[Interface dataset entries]

****************

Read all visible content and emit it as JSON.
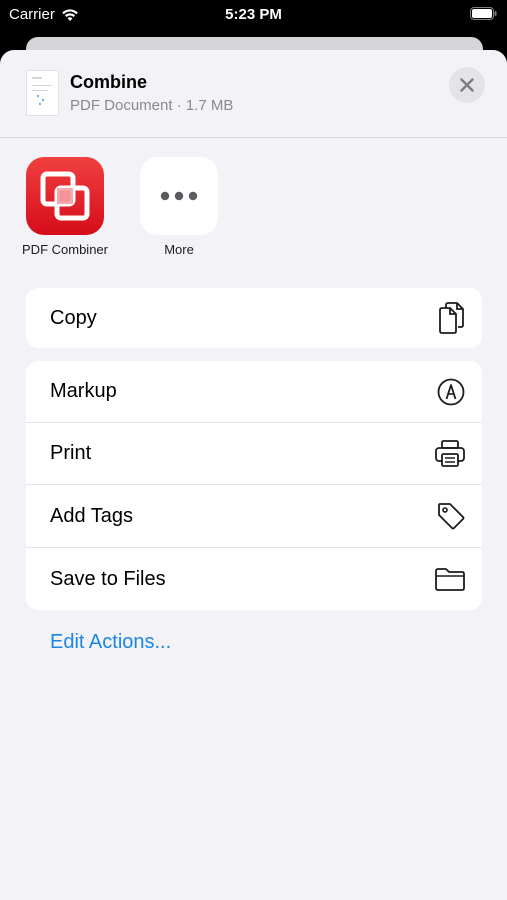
{
  "status_bar": {
    "carrier": "Carrier",
    "time": "5:23 PM"
  },
  "document": {
    "title": "Combine",
    "subtitle": "PDF Document · 1.7 MB"
  },
  "apps": [
    {
      "label": "PDF Combiner",
      "icon": "pdf-combiner-icon"
    },
    {
      "label": "More",
      "icon": "more-dots-icon"
    }
  ],
  "actions_group1": [
    {
      "label": "Copy",
      "icon": "copy-icon"
    }
  ],
  "actions_group2": [
    {
      "label": "Markup",
      "icon": "markup-icon"
    },
    {
      "label": "Print",
      "icon": "printer-icon"
    },
    {
      "label": "Add Tags",
      "icon": "tag-icon"
    },
    {
      "label": "Save to Files",
      "icon": "folder-icon"
    }
  ],
  "edit_actions": "Edit Actions...",
  "colors": {
    "accent": "#1a86e6",
    "sheet_bg": "#f2f2f7",
    "app_red": "#e01f2b"
  }
}
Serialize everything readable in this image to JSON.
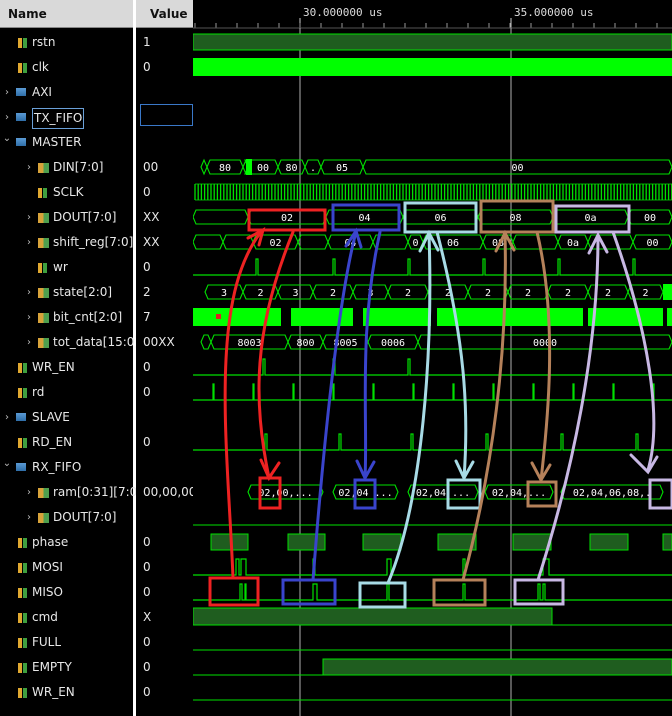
{
  "header": {
    "name_col": "Name",
    "value_col": "Value"
  },
  "timeline": {
    "markers": [
      "30.000000 us",
      "35.000000 us"
    ]
  },
  "signals": [
    {
      "name": "rstn",
      "value": "1",
      "indent": 0,
      "expand": "",
      "kind": "bit"
    },
    {
      "name": "clk",
      "value": "0",
      "indent": 0,
      "expand": "",
      "kind": "bit"
    },
    {
      "name": "AXI",
      "value": "",
      "indent": 0,
      "expand": "closed",
      "kind": "group"
    },
    {
      "name": "TX_FIFO",
      "value": "",
      "indent": 0,
      "expand": "closed",
      "kind": "group"
    },
    {
      "name": "MASTER",
      "value": "",
      "indent": 0,
      "expand": "open",
      "kind": "group"
    },
    {
      "name": "DIN[7:0]",
      "value": "00",
      "indent": 1,
      "expand": "closed",
      "kind": "bus"
    },
    {
      "name": "SCLK",
      "value": "0",
      "indent": 1,
      "expand": "",
      "kind": "bit"
    },
    {
      "name": "DOUT[7:0]",
      "value": "XX",
      "indent": 1,
      "expand": "closed",
      "kind": "bus"
    },
    {
      "name": "shift_reg[7:0]",
      "value": "XX",
      "indent": 1,
      "expand": "closed",
      "kind": "bus"
    },
    {
      "name": "wr",
      "value": "0",
      "indent": 1,
      "expand": "",
      "kind": "bit"
    },
    {
      "name": "state[2:0]",
      "value": "2",
      "indent": 1,
      "expand": "closed",
      "kind": "bus"
    },
    {
      "name": "bit_cnt[2:0]",
      "value": "7",
      "indent": 1,
      "expand": "closed",
      "kind": "bus"
    },
    {
      "name": "tot_data[15:0]",
      "value": "00XX",
      "indent": 1,
      "expand": "closed",
      "kind": "bus"
    },
    {
      "name": "WR_EN",
      "value": "0",
      "indent": 0,
      "expand": "",
      "kind": "bit"
    },
    {
      "name": "rd",
      "value": "0",
      "indent": 0,
      "expand": "",
      "kind": "bit"
    },
    {
      "name": "SLAVE",
      "value": "",
      "indent": 0,
      "expand": "closed",
      "kind": "group"
    },
    {
      "name": "RD_EN",
      "value": "0",
      "indent": 0,
      "expand": "",
      "kind": "bit"
    },
    {
      "name": "RX_FIFO",
      "value": "",
      "indent": 0,
      "expand": "open",
      "kind": "group"
    },
    {
      "name": "ram[0:31][7:0]",
      "value": "00,00,00,",
      "indent": 1,
      "expand": "closed",
      "kind": "bus"
    },
    {
      "name": "DOUT[7:0]",
      "value": "",
      "indent": 1,
      "expand": "closed",
      "kind": "bus"
    },
    {
      "name": "phase",
      "value": "0",
      "indent": 0,
      "expand": "",
      "kind": "bit"
    },
    {
      "name": "MOSI",
      "value": "0",
      "indent": 0,
      "expand": "",
      "kind": "bit"
    },
    {
      "name": "MISO",
      "value": "0",
      "indent": 0,
      "expand": "",
      "kind": "bit"
    },
    {
      "name": "cmd",
      "value": "X",
      "indent": 0,
      "expand": "",
      "kind": "bit"
    },
    {
      "name": "FULL",
      "value": "0",
      "indent": 0,
      "expand": "",
      "kind": "bit"
    },
    {
      "name": "EMPTY",
      "value": "0",
      "indent": 0,
      "expand": "",
      "kind": "bit"
    },
    {
      "name": "WR_EN",
      "value": "0",
      "indent": 0,
      "expand": "",
      "kind": "bit"
    }
  ],
  "wave_labels": {
    "din": [
      "80",
      "00",
      "80",
      ".",
      "05",
      "00"
    ],
    "state": [
      "3",
      "2",
      "3",
      "2",
      "3",
      "2",
      "2",
      "2",
      "2",
      "2",
      "2",
      "2"
    ],
    "tot_data": [
      "8003",
      "800",
      "8005",
      "0006",
      "0000"
    ],
    "dout": [
      "02",
      "04",
      "06",
      "08",
      "0a",
      "00"
    ],
    "shift_reg": [
      "02",
      "04",
      "0",
      "06",
      "08",
      "0a",
      "00"
    ],
    "ram": [
      "02,00,...",
      "02,04 ...",
      "02,04 ...",
      "02,04,...",
      "02,04,06,08,."
    ]
  },
  "colors": {
    "wave": "#00e000",
    "bright": "#00ff00",
    "red": "#ee2222",
    "blue": "#3a44cc",
    "lightblue": "#a8dbe6",
    "brown": "#b5815a",
    "lavender": "#c8b8e4"
  }
}
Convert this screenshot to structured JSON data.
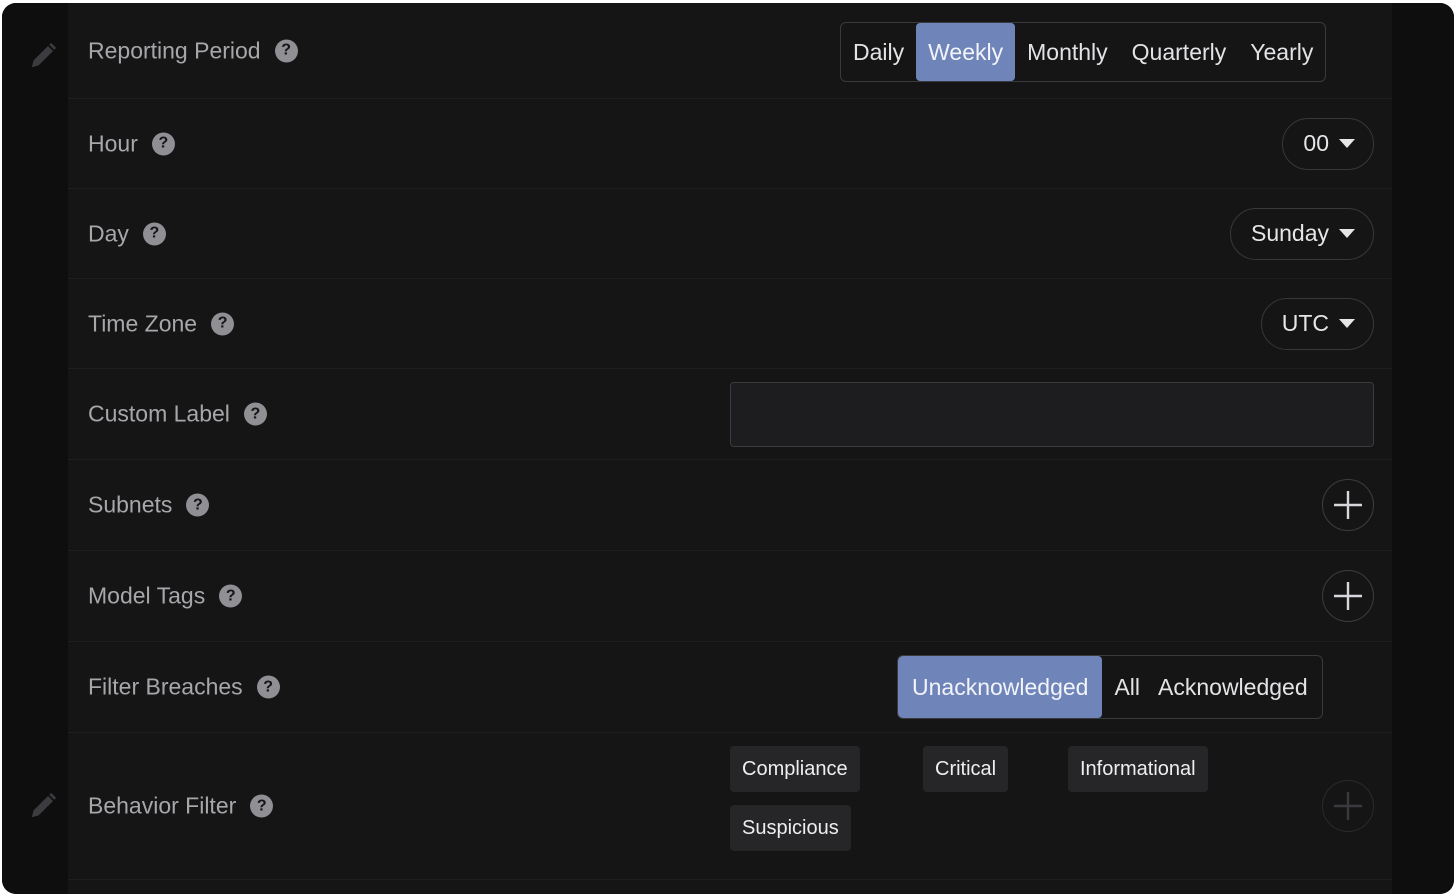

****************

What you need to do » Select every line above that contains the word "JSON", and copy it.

Exercise output »
Read all visible content and emit it as JSON.
Serialize everything readable in this image to JSON.
Convert this screenshot to structured JSON data.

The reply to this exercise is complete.